* _TASK DIRECTIONS_
In the data below, locate each line with the word "Dispatch" and list it.

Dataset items
-- Opening Marker --

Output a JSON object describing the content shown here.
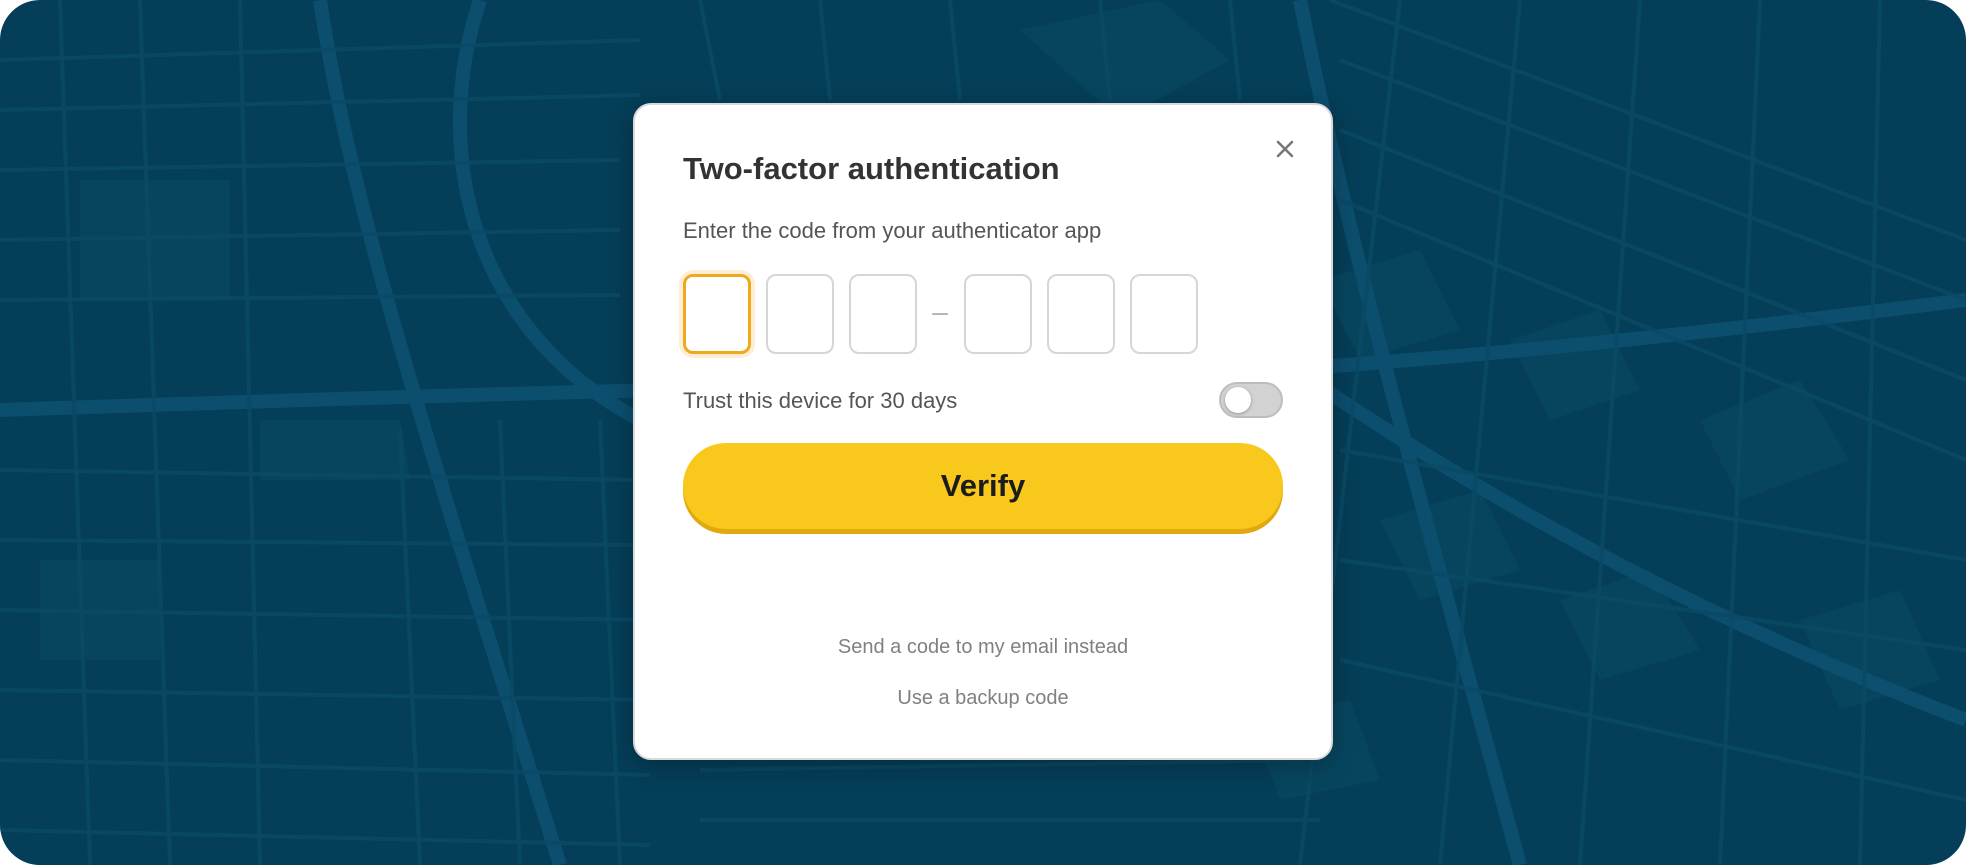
{
  "modal": {
    "title": "Two-factor authentication",
    "subtitle": "Enter the code from your authenticator app",
    "close_icon": "close-icon",
    "code_inputs": {
      "digits": [
        "",
        "",
        "",
        "",
        "",
        ""
      ],
      "active_index": 0,
      "separator": "–"
    },
    "trust_device": {
      "label": "Trust this device for 30 days",
      "enabled": false
    },
    "verify_button": {
      "label": "Verify"
    },
    "links": {
      "email_instead": "Send a code to my email instead",
      "backup_code": "Use a backup code"
    }
  },
  "colors": {
    "backdrop": "#053e58",
    "accent": "#f8c81c",
    "active_border": "#f2a81d",
    "text_primary": "#333333",
    "text_secondary": "#555555",
    "link": "#808080"
  }
}
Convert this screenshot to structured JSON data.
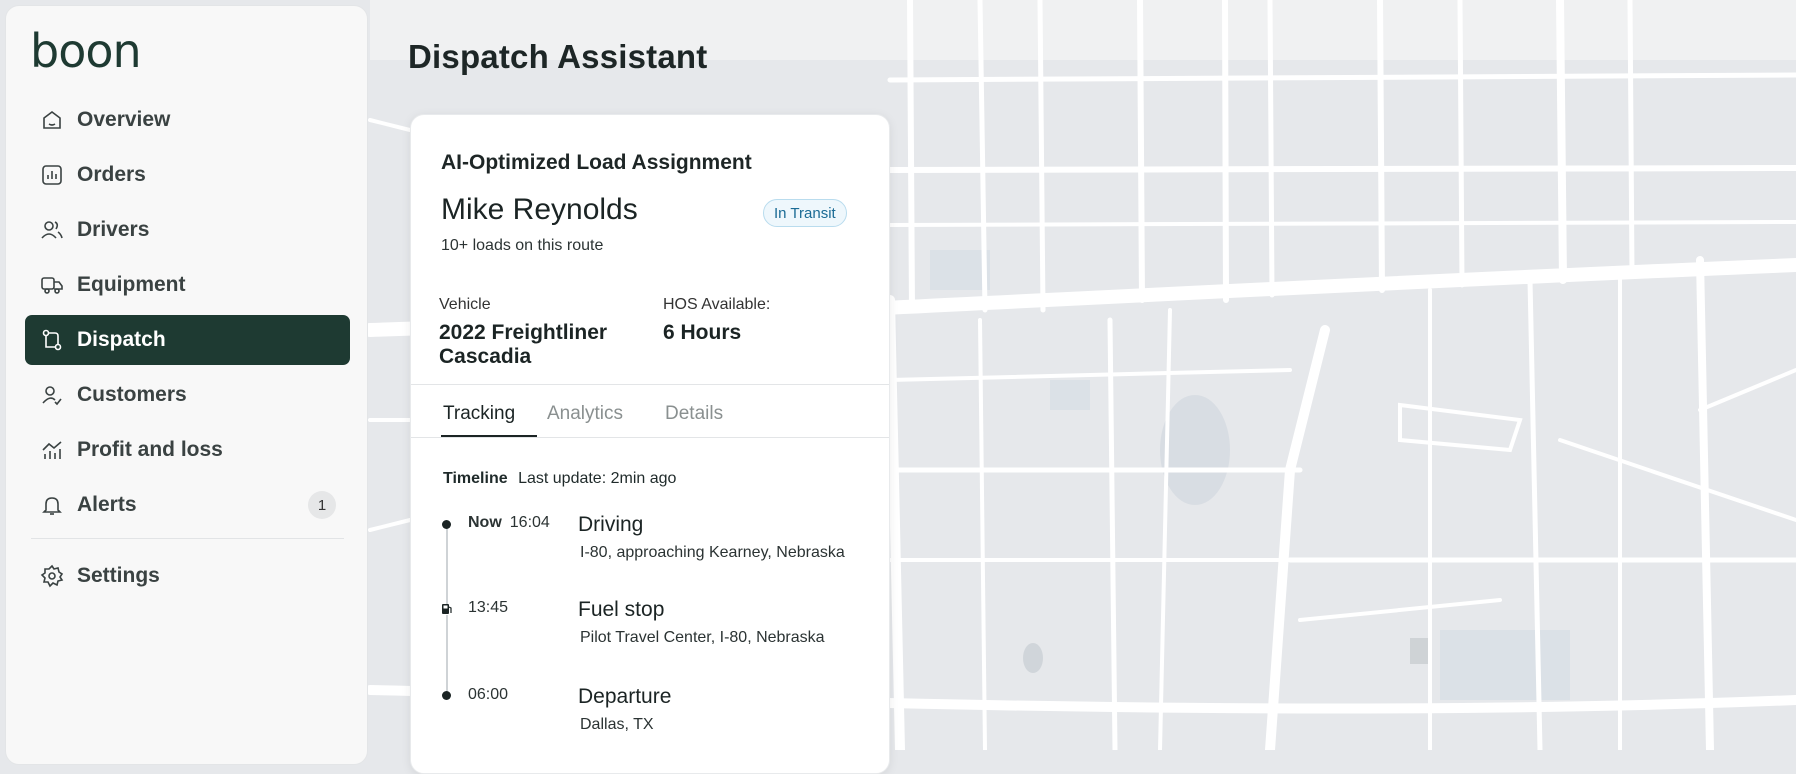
{
  "app": {
    "logo": "boon"
  },
  "sidebar": {
    "items": [
      {
        "label": "Overview",
        "icon": "home-icon"
      },
      {
        "label": "Orders",
        "icon": "chart-icon"
      },
      {
        "label": "Drivers",
        "icon": "users-icon"
      },
      {
        "label": "Equipment",
        "icon": "truck-icon"
      },
      {
        "label": "Dispatch",
        "icon": "route-icon",
        "active": true
      },
      {
        "label": "Customers",
        "icon": "user-check-icon"
      },
      {
        "label": "Profit and loss",
        "icon": "trend-icon"
      },
      {
        "label": "Alerts",
        "icon": "bell-icon",
        "badge": "1"
      }
    ],
    "settings": {
      "label": "Settings",
      "icon": "gear-icon"
    }
  },
  "header": {
    "title": "Dispatch Assistant"
  },
  "card": {
    "title": "AI-Optimized Load Assignment",
    "driver_name": "Mike Reynolds",
    "status": "In Transit",
    "driver_sub": "10+ loads on this route",
    "vehicle_label": "Vehicle",
    "vehicle_value_line1": "2022 Freightliner",
    "vehicle_value_line2": "Cascadia",
    "hos_label": "HOS Available:",
    "hos_value": "6 Hours",
    "tabs": [
      "Tracking",
      "Analytics",
      "Details"
    ],
    "timeline": {
      "label": "Timeline",
      "update": "Last update: 2min ago",
      "events": [
        {
          "now": "Now",
          "time": "16:04",
          "title": "Driving",
          "sub": "I-80, approaching Kearney, Nebraska",
          "marker": "dot"
        },
        {
          "now": "",
          "time": "13:45",
          "title": "Fuel stop",
          "sub": "Pilot Travel Center, I-80, Nebraska",
          "marker": "fuel-icon"
        },
        {
          "now": "",
          "time": "06:00",
          "title": "Departure",
          "sub": "Dallas, TX",
          "marker": "dot"
        }
      ]
    }
  },
  "colors": {
    "accent": "#1e3a32",
    "badge_text": "#1b6b95",
    "map_road": "#ffffff",
    "map_bg": "#e6e8eb"
  }
}
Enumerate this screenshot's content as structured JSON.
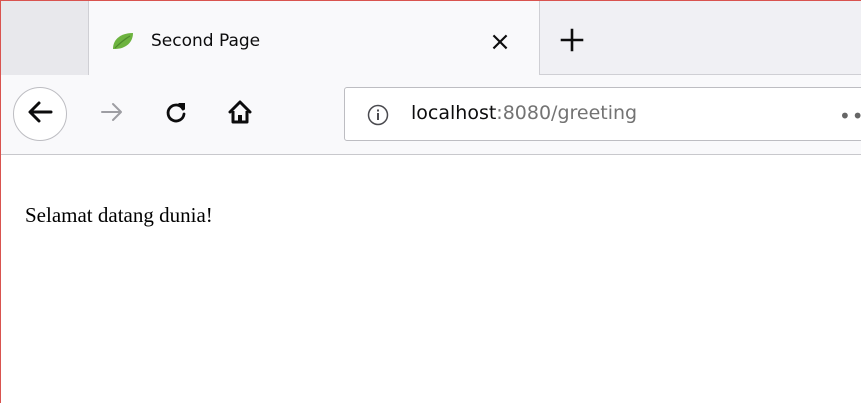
{
  "tab": {
    "title": "Second Page",
    "close_symbol": "×",
    "favicon": "spring-leaf-icon"
  },
  "toolbar": {
    "url_host": "localhost",
    "url_rest": ":8080/greeting",
    "page_actions": "••",
    "icons": [
      "back-arrow-icon",
      "forward-arrow-icon",
      "reload-icon",
      "home-icon",
      "info-icon",
      "plus-icon"
    ]
  },
  "page": {
    "text": "Selamat datang dunia!"
  },
  "colors": {
    "favicon": "#6db33f",
    "window_border": "#d9534f",
    "url_secondary": "#737373"
  }
}
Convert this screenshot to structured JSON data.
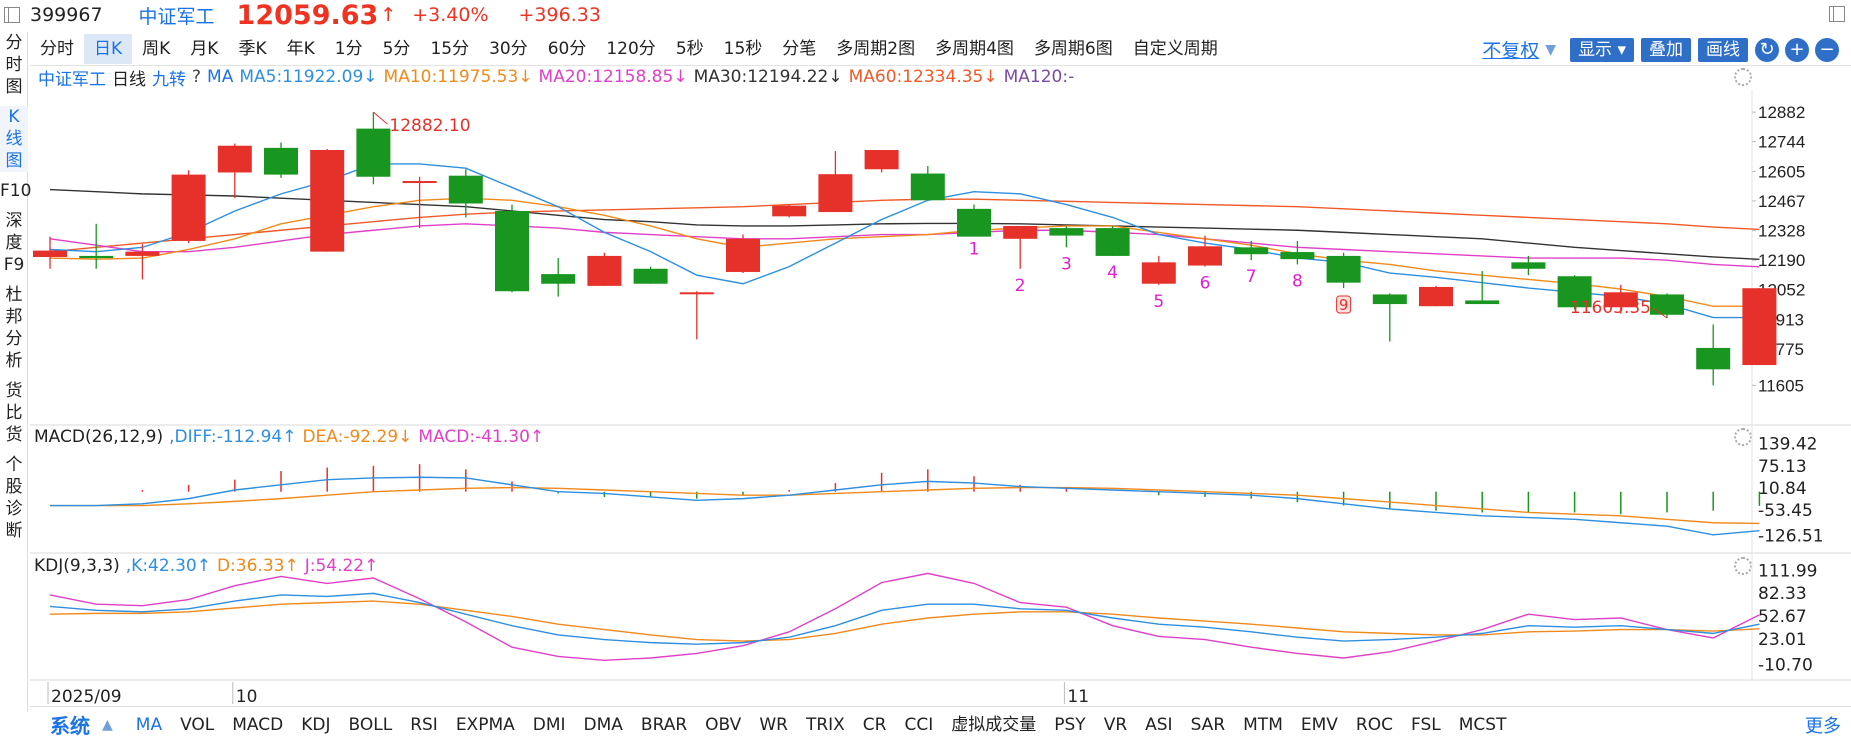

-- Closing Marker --

* _COMPLETED EXERCISE_
        "label": "Dispatch",
    "title": "Dispatch Assistant"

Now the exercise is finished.